brings significant impacts to young victims in various ways, physically,
mentally, socially and academically. I will talk more about these in below
parts on the changes after being bullied.
More importantly, these impacts could not only affect their childhood, but could also persist into adulthood. They could be unable to be in a stable relationship or earn lower income because of avoiding schools. They could even learn the bully behaviours and become an aggressor, forming a vicious cycle of bullying.
So, how can you spot if your child is being bullied and help stop the problem promptly?
· Emotional change: victims could become unusually withdrawn and quiet, anxious and frightened, less confident and depressed, or have an outburst of anger when they are suffering and feel hard to ask for help.
· Behaviour change: sudden changes in their behaviours could also be resulted, for example, avoiding schools and social gatherings, decline in academic performance, eating and sleeping disorder, and dressing in different style.
· Physical change: with physical bullying, there would be damages caused, for example, unexplained bruises and cuts, damaged uniforms and belongings, and physical distress like stomach aches and headaches. Be alert if your child wear long-sleeves even in warm weather or frequently feel unwell.
· Self-harm: apart from being
hurt by others, victims could also deliberately hurt themselves to cope with
painful emotions, for example, misusing drugs or alcohol, cutting or burning
skin, pulling out hair, head banging.

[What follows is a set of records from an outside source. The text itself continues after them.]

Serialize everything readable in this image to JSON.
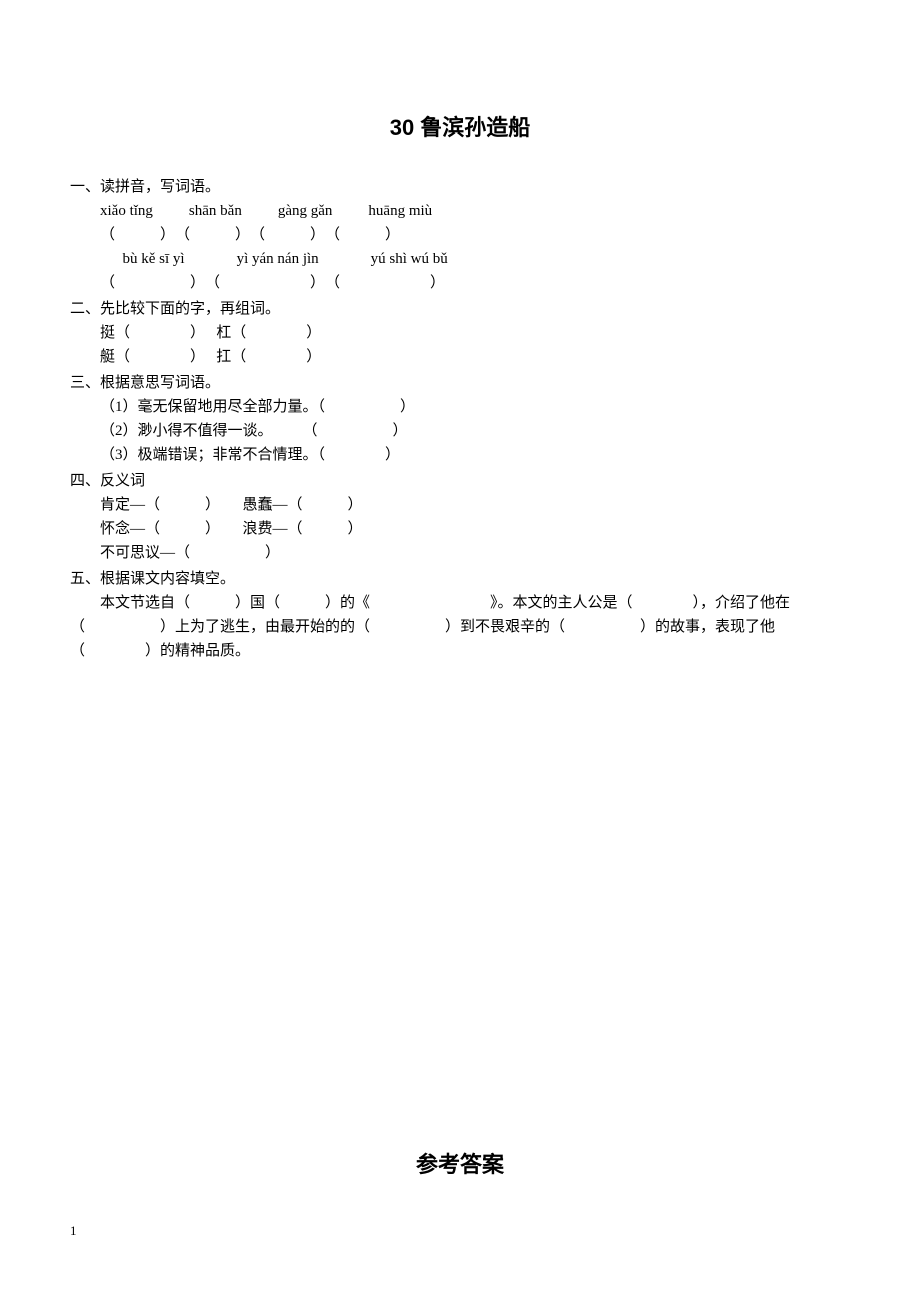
{
  "title": "30 鲁滨孙造船",
  "section1": {
    "head": "一、读拼音，写词语。",
    "row1": {
      "p1": "xiǎo tǐng",
      "p2": "shān bǎn",
      "p3": "gàng gǎn",
      "p4": "huāng miù"
    },
    "row1_blanks": "（　　　）　（　　　）　（　　　）　（　　　）",
    "row2": {
      "p1": "bù kě sī yì",
      "p2": "yì yán nán jìn",
      "p3": "yú shì wú bǔ"
    },
    "row2_blanks": "（　　　　　）　（　　　　　　）　（　　　　　　）"
  },
  "section2": {
    "head": "二、先比较下面的字，再组词。",
    "r1": "挺（　　　　）　 杠（　　　　）",
    "r2": "艇（　　　　）　 扛（　　　　）"
  },
  "section3": {
    "head": "三、根据意思写词语。",
    "i1": "（1）毫无保留地用尽全部力量。（　　　　　）",
    "i2": "（2）渺小得不值得一谈。　　　（　　　　　）",
    "i3": "（3）极端错误；非常不合情理。（　　　　）"
  },
  "section4": {
    "head": "四、反义词",
    "r1": "肯定—（　　　）　　愚蠢—（　　　）",
    "r2": "怀念—（　　　）　　浪费—（　　　）",
    "r3": "不可思议—（　　　　　）"
  },
  "section5": {
    "head": "五、根据课文内容填空。",
    "para": "　　本文节选自（　　　）国（　　　）的《　　　　　　　　》。本文的主人公是（　　　　），介绍了他在（　　　　　）上为了逃生，由最开始的的（　　　　　）到不畏艰辛的（　　　　　）的故事，表现了他（　　　　）的精神品质。"
  },
  "answer_title": "参考答案",
  "page_number": "1"
}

Be aware of these signs and any other unusual behaviours of your child. Take immediate actions to deal with bullying, and we will talk about possible solutions next time.
**If your child is experiencing bullying or just wants someone to talk to, they can contact Childline, Samaritans, or of course, our safeguarding lead, Dr Li Foster.